It's Saturday morning and I'm greeted by the week's mail (and likely some from last week as well), piled up on the island in my kitchen. In a not so coy attempt at procrastination, I thought I'd write about it before actually attempting to take it on.
That's when I had an inkling that I've tackled this topic before. A quick search, and sure enough, there it was. Sadly, it was an entry I'd posted in July 2008 and not much has changed. Sigh... Except now there are people who actually read my blog and who probably won't mind a repeat from long, long ago:
At the moment, my dining room table is covered in paper. My kitchen counter is a repository of the daily influx of paper that comes to our house. My work tote holds papers that have been in there for longer than they are useful. My desk at work is its own sea of paper.
I have piles of paper permeating my presence!
It's not that I don't throw away paper. I do. The credit card offers and the mailers from the local chiropractor never find rest in my home. They go straight from the mailbox to the trash can. But what if I might need that coupon for 35 cents off a box of Kleenex? (Never mind the fact that it has literally been years since I've redeemed a coupon. -- 2010 note, ok so that's changed.) And someday I might want to order those jammies from the Company Kids catalog (yes, I know they are available online. But having the catalog around reminds that I might want to order them -- besides, it gives me something to read in the bathroom.)
The Indianapolis Star is delivered to our home Thursday-Sunday. Not that I ever read it. But I like to spend my Sundays reading the Target ad and those schemers over at the Star won't let me just get a subscription to the Sunday paper. So it comes to our house four days a week. I peruse it, and set aside the sections that I might want to read later. And by the time next Thursday rolls around, I've read the Target ad and maybe the comics and occasionally the front page. And the cycle starts over.
I know when school starts, this problem will only be compounded.

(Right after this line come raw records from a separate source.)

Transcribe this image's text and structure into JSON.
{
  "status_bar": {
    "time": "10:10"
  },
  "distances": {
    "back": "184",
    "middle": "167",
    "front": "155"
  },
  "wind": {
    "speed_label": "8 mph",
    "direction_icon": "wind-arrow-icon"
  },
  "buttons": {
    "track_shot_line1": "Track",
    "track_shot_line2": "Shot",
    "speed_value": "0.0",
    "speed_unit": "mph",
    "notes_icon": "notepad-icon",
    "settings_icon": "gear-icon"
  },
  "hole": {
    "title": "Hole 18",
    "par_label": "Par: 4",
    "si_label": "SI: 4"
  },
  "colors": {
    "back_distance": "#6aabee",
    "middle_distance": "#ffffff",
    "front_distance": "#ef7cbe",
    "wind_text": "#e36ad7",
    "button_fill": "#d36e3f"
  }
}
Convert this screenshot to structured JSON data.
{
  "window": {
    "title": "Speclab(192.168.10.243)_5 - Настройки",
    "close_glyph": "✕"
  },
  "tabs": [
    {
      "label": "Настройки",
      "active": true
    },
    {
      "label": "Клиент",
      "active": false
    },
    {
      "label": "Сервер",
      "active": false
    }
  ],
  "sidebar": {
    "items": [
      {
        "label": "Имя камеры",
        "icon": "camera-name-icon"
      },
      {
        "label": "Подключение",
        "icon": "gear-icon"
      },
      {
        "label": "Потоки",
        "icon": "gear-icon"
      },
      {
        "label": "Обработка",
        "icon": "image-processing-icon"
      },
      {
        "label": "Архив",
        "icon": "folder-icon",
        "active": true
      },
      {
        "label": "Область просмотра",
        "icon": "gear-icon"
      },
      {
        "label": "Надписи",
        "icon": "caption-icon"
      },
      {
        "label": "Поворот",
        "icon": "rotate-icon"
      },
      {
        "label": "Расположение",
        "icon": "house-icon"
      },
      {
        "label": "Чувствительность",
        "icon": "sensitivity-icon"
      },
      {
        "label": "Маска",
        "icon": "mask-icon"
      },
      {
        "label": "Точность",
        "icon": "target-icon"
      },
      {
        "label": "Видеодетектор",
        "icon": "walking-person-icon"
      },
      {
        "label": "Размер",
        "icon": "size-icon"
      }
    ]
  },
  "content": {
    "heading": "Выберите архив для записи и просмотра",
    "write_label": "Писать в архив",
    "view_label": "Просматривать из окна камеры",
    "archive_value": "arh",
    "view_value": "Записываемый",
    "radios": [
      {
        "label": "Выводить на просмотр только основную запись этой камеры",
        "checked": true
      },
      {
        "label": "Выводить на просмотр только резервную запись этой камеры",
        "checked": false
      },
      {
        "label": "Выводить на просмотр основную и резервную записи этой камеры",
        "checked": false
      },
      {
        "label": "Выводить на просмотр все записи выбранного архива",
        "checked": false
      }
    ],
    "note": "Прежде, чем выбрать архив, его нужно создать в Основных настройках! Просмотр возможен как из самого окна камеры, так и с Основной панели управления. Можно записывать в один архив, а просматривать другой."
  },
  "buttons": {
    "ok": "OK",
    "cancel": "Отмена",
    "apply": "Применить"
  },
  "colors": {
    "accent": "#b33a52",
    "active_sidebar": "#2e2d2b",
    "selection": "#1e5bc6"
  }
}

Homework, permission slips, third grade essays that are too precious to throw away, artwork that ought to be framed. Just thinking about it is enough to make me break out into paper pox!
There are a zillion books on the subject -- Taming the Paper Tiger comes to mind. There are people who've built entire careers on rescuing the paper pathetic. I know -- I've read the books and hired the people to no lasting avail.
So I'm drowning in paper here. And I'm thinking I need to buy a shredder and call to order a recycling box. And I'm dreaming of a paperless society.